* [Required work] Your task is to copy every line of the entries that holds the word "FWinPiFinder".

* [Records supplied]
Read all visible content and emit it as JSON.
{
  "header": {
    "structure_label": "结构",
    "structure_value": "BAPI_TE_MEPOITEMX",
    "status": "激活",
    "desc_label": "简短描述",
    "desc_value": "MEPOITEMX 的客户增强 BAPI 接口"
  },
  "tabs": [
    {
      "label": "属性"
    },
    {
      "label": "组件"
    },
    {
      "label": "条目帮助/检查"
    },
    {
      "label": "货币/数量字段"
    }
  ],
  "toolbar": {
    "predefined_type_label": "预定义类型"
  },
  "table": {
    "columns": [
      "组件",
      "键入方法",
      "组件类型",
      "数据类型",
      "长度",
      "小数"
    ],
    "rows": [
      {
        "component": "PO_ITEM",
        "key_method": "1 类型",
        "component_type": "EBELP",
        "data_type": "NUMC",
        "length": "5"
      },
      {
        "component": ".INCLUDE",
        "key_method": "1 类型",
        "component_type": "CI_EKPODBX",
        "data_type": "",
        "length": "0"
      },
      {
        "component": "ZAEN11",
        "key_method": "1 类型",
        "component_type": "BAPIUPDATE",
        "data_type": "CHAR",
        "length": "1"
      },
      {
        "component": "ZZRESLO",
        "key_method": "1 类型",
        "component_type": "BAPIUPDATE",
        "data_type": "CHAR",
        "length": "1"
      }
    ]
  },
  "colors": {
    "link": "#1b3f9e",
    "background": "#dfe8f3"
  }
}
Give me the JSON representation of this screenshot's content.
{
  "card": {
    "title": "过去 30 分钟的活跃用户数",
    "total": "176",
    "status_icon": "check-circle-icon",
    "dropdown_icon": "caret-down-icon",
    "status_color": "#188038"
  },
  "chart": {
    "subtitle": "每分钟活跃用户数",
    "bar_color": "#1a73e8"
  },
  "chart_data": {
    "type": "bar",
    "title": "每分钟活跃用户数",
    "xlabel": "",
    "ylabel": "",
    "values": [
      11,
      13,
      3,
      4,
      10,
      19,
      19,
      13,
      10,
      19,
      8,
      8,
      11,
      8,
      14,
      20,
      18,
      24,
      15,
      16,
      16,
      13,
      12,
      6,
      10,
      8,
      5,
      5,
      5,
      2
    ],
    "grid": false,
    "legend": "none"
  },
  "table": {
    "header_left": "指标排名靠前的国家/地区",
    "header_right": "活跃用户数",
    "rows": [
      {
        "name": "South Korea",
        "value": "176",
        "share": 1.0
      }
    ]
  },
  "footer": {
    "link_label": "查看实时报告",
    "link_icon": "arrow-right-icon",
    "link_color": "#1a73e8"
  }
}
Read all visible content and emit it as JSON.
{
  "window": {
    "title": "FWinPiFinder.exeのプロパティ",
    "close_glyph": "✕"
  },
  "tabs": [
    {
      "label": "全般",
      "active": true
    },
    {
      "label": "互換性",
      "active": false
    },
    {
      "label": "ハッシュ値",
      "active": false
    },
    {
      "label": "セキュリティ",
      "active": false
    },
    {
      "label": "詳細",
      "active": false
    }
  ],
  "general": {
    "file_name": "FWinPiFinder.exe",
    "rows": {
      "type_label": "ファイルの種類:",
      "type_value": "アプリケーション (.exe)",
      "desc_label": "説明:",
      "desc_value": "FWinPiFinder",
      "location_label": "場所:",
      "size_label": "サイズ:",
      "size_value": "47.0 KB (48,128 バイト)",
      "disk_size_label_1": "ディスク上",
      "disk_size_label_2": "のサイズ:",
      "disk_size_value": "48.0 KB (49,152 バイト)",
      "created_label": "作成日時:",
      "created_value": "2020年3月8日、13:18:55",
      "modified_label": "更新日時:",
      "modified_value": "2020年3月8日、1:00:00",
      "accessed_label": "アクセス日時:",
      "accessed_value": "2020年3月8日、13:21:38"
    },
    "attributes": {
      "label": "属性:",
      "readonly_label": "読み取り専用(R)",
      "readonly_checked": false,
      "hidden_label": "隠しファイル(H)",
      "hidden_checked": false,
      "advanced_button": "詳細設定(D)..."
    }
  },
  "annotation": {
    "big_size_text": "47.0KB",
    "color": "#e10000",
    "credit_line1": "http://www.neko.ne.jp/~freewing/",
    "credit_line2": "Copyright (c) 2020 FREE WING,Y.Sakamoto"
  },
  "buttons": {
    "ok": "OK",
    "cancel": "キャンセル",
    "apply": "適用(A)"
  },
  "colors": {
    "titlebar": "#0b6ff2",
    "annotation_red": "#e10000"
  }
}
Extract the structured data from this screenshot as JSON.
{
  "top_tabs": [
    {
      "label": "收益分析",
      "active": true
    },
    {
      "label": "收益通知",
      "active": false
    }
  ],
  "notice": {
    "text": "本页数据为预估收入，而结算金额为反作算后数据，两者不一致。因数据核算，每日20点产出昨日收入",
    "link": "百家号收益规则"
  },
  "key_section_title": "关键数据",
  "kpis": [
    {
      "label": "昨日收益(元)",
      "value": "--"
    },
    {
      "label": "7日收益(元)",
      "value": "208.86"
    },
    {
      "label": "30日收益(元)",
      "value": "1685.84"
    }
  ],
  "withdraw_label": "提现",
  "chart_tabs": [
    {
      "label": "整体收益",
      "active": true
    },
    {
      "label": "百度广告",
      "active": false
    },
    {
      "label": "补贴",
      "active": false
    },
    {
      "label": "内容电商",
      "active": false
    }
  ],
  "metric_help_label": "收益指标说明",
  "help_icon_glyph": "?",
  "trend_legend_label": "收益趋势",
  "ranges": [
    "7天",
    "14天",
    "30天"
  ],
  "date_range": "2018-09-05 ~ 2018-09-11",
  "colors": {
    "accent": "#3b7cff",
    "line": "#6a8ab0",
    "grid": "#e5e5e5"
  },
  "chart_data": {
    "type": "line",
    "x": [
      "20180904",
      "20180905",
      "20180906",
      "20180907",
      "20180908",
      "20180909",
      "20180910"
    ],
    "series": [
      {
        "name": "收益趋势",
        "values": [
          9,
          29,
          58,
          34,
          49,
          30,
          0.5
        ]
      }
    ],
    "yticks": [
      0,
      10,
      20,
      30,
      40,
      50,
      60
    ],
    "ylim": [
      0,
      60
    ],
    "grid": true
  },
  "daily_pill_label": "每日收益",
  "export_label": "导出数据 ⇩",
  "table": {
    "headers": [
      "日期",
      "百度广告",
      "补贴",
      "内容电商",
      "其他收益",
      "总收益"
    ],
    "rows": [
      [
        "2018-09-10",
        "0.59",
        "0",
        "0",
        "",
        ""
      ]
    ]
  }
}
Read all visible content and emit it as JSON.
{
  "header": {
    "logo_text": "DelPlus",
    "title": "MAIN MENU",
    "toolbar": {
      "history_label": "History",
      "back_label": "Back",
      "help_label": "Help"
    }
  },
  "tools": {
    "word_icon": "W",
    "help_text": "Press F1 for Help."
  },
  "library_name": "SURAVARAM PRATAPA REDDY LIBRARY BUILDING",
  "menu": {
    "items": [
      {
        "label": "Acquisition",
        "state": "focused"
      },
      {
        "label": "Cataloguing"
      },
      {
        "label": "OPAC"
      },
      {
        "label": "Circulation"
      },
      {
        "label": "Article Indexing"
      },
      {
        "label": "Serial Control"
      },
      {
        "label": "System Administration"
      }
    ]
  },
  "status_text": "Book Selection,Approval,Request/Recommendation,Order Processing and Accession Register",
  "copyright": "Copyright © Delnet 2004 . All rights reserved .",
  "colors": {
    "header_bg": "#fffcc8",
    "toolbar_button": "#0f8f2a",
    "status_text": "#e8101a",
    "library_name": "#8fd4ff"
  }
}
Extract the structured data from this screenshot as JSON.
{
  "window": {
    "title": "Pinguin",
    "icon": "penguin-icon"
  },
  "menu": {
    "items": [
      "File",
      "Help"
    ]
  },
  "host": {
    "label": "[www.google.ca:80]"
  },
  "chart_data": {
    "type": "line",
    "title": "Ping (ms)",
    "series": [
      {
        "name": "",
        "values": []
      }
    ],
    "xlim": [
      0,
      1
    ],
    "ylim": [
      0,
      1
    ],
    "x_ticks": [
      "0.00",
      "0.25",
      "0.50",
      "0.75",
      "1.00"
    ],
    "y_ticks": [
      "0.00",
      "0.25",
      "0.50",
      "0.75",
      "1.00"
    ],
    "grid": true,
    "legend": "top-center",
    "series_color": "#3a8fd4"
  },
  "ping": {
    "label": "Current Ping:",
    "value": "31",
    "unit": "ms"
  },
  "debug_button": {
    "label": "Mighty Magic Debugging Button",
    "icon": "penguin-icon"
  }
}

* [Task solution]
    "title": "FWinPiFinder.exeのプロパティ",
    "file_name": "FWinPiFinder.exe",
      "desc_value": "FWinPiFinder",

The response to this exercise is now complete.